Medicine (7), Vanderbilt’s highest-ranked clinical department, moved up two positions — from 9 to 7 —reflecting an increase of more than $15 million in NIH funding.

“These increases in rankings reflect on the growing quality and intellectual diversity of our medical center and the national recognition of research talent here at Vanderbilt,” said Eric G. Neilson, M.D., Hugh J. Morgan Professor and chair of the department of Medicine.

“It is also clear that NIH rankings are not a linear function — they are logarithmic and each increase in position is hard fought. More importantly, our continued rise in rankings further indicates that program development funds used by the institution to advance medical research are being well spent and producing a demonstrable return on investment,” Neilson said.

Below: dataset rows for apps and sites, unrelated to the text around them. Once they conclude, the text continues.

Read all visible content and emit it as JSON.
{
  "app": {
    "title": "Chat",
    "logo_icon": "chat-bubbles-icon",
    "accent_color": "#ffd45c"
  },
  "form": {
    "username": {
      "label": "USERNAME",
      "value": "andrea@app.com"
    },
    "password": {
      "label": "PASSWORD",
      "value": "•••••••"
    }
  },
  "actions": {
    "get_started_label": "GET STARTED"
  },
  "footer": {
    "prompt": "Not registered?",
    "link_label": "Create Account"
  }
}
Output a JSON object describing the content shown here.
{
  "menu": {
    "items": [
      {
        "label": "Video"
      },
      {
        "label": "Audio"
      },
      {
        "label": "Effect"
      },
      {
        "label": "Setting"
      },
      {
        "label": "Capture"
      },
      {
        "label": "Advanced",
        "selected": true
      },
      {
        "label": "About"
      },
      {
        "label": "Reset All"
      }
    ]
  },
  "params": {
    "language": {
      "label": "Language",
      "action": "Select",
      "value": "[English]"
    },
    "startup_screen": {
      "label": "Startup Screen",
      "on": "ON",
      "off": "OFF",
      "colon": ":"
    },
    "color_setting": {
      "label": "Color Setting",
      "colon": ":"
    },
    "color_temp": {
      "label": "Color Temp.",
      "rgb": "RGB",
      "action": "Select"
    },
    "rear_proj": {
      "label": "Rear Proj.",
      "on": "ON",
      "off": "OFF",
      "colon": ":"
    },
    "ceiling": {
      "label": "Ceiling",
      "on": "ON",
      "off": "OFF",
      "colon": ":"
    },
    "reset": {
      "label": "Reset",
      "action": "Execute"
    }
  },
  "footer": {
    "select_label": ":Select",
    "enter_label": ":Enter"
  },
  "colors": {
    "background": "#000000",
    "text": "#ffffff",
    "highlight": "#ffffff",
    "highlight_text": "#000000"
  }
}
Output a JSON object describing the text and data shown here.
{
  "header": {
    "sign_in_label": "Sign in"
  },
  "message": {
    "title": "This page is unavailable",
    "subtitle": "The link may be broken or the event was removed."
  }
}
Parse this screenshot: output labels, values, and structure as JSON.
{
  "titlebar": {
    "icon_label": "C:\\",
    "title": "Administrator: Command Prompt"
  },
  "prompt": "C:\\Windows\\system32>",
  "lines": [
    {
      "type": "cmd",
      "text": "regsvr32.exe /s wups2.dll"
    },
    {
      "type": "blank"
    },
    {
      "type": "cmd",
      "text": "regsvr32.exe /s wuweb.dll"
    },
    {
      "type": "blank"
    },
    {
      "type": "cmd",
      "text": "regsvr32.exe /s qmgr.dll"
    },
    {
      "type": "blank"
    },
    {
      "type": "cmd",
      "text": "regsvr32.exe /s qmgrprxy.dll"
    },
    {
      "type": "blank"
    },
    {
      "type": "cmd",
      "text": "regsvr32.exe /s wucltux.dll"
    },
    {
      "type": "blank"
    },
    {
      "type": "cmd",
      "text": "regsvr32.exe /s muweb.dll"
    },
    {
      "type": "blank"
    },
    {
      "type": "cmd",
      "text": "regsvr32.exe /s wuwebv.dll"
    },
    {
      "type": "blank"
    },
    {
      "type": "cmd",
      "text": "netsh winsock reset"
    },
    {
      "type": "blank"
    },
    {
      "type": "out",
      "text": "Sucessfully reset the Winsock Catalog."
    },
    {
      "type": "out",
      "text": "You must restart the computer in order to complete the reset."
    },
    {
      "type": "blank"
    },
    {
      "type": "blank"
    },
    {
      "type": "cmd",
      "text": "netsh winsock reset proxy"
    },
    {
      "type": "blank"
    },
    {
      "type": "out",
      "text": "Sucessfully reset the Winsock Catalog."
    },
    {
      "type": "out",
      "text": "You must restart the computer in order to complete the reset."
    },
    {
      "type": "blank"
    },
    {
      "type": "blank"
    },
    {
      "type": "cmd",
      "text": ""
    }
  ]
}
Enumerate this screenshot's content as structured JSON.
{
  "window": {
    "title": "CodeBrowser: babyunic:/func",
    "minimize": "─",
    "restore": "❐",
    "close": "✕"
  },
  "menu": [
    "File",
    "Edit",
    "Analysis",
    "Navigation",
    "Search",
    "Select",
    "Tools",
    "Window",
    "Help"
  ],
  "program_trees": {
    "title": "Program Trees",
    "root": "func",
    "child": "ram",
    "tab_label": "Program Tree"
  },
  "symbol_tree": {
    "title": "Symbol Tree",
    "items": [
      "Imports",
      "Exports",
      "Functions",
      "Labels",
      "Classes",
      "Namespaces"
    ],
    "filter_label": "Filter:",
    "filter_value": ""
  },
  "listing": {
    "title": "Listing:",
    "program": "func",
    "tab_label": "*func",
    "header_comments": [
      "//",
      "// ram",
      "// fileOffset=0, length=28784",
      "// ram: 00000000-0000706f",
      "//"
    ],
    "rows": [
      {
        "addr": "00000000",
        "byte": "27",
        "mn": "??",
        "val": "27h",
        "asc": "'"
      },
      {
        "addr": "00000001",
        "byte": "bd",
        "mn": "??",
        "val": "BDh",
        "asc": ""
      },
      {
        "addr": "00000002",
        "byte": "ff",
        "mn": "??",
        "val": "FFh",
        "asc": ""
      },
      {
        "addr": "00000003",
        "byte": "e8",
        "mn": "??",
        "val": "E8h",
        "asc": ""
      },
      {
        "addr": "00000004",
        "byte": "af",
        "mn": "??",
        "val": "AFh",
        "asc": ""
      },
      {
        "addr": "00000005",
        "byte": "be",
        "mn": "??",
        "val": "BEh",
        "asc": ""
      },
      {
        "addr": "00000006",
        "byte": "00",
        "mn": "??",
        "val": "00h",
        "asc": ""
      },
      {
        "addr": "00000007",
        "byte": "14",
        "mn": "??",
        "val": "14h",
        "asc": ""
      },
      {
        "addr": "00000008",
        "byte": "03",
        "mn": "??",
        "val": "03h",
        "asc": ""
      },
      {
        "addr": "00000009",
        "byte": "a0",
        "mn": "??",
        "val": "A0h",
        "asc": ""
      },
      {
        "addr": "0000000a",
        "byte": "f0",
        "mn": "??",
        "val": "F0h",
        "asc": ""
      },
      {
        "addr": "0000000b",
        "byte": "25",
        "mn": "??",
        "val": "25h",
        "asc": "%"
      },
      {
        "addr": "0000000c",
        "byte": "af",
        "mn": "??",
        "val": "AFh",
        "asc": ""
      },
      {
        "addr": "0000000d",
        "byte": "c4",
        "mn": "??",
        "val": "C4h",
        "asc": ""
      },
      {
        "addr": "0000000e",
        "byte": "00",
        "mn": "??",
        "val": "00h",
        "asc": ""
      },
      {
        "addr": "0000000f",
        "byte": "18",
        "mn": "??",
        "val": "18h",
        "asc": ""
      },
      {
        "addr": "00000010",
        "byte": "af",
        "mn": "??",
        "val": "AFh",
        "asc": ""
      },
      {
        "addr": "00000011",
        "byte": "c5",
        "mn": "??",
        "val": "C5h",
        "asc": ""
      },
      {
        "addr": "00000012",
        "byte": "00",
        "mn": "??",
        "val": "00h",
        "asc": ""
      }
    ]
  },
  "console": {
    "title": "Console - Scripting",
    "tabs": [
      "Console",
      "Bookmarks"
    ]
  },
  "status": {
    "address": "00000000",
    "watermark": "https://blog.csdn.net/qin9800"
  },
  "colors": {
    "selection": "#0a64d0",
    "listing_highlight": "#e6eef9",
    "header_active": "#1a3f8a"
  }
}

Molecular Physiology and Biophysics (2) remained the highest-ranked basic science department.

“I think our improved ranking school wide reflects the excellence of our faculty, both the newly recruited individuals, and the many established investigators whose innovative ideas and leadership have led to this accomplishment,” said Alan Cherrington, Ph.D., Charles H. Best Professor of Diabetes Research and chair of Molecular Physiology and Biophysics.

“I'm very pleased that Molecular Physiology and Biophysics has remained number two nationally. I'm even more satisfied, however, by the consistency of our performance as reflected by the fact that we have been in the top three for many years now,” Cherrington said.

Radiology made the largest jump in the rankings, moving up 18 places to 11 in its category.

“The department of Radiology and Radiological Sciences with the Institute for Imaging Sciences has worked very hard over the past four years to restructure our research programs, and we are very pleased that our efforts have been rewarded by the significant improvement in NIH ranking,” said Martin P. Sandler, M.D., Carol D. and Henry P. Pendergrass Professor and chair of Radiation and Radiological Sciences.

Total NIH funding at VUMC increased 17.5 percent to $205.9 million from the previous year. The total number of awards also rose from 458 to 521.

Award data and rankings are available on the NIH Web site at: